[ii]Degenhardt, B. 2005. Statistical summary of offenders charged with crimes against companion animals. July 2001-July 2004. Animal Abuse Control Team. Chicago: Chicago Police Department.
[iii]Hodges, C. 2008. The link: cruelty to animals and violence towards people. Animal Legal and Historical Center, Michigan State University College of Law.
[v]Walton-Moss, B. J., Manganello, J., Frye, V. & Campbell, J. C. 2005. Risk factors for intimate partner violence and associated injury among urban women. Journal of Community Health, 30, 377-389.
[vi]DeViney, E., Dickert, J. & Lockwood, R. 1998. The care of pets within child abusing families. Cruelty to animals and interpersonal violence: Readings in research and application, 305-313.
[vii]Munro, H. M. & Munro, R. 2008. Animal abuse and unlawful killing: Forensic veterinary pathology, Elsevier Health Sciences.
[viii]Boyden, P. 2017. Recognising poor animal welfare: what are the implications? British Veterinary Nurse Association (BVNA) Annual Congress 2017. Telford, UK.

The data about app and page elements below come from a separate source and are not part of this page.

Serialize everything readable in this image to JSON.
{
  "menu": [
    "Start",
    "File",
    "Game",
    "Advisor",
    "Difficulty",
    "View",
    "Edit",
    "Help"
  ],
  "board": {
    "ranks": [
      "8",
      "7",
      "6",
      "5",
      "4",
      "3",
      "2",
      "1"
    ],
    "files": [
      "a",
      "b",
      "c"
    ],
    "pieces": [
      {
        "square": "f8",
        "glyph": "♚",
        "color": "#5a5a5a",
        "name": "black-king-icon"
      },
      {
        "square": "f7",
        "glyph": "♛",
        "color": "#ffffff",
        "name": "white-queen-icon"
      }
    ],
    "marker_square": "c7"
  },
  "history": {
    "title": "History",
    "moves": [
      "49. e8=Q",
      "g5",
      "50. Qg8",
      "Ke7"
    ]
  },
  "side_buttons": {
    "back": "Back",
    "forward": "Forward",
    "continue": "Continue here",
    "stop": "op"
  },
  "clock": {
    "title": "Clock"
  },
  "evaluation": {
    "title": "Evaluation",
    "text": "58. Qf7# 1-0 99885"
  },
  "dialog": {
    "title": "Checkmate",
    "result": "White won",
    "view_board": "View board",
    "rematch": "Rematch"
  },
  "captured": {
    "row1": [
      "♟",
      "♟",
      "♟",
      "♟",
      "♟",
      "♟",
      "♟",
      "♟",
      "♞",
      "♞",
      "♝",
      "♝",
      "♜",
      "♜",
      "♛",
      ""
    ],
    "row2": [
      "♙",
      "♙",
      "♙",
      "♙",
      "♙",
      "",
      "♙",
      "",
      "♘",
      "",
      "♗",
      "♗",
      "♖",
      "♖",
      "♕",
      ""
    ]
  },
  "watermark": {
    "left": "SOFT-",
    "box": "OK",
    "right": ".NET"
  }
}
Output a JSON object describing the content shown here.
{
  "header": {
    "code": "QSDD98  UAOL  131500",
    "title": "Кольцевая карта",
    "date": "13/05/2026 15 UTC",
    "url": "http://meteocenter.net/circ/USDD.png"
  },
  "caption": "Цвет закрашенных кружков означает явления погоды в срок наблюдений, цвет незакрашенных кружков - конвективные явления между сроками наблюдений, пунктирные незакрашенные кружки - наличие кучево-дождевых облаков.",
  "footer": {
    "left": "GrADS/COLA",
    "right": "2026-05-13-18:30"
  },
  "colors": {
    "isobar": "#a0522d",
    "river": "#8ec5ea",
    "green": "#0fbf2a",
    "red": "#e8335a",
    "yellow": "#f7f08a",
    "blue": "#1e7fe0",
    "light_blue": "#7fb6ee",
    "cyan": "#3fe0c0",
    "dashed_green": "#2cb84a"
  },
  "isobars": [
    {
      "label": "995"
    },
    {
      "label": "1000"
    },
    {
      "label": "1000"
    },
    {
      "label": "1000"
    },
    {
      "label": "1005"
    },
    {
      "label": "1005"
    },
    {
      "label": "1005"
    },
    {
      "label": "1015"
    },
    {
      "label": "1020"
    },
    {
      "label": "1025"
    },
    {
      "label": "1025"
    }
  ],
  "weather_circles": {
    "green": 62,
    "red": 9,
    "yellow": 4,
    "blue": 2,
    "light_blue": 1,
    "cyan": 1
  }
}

[ix]Fitzgerald, A. J., Kalof, L. & Dietz, T. 2009. Slaughterhouses and increased crime rates: An empirical analysis of the spillover from “The Jungle” into the surrounding community. Organization & Environment, 22, 158-184.
[x]Hodson, G. June 19, 2012. The Human-Animal Divide and Prejudices Against Humans: Seeing others as “less-than-human”. Psychology Todayhttps://www.psychologytoday.com/blog/without-prejudice/201206/the-human-animal-divide-and-prejudices-against-humans
All images: Jo-Anne McArthur / We Animals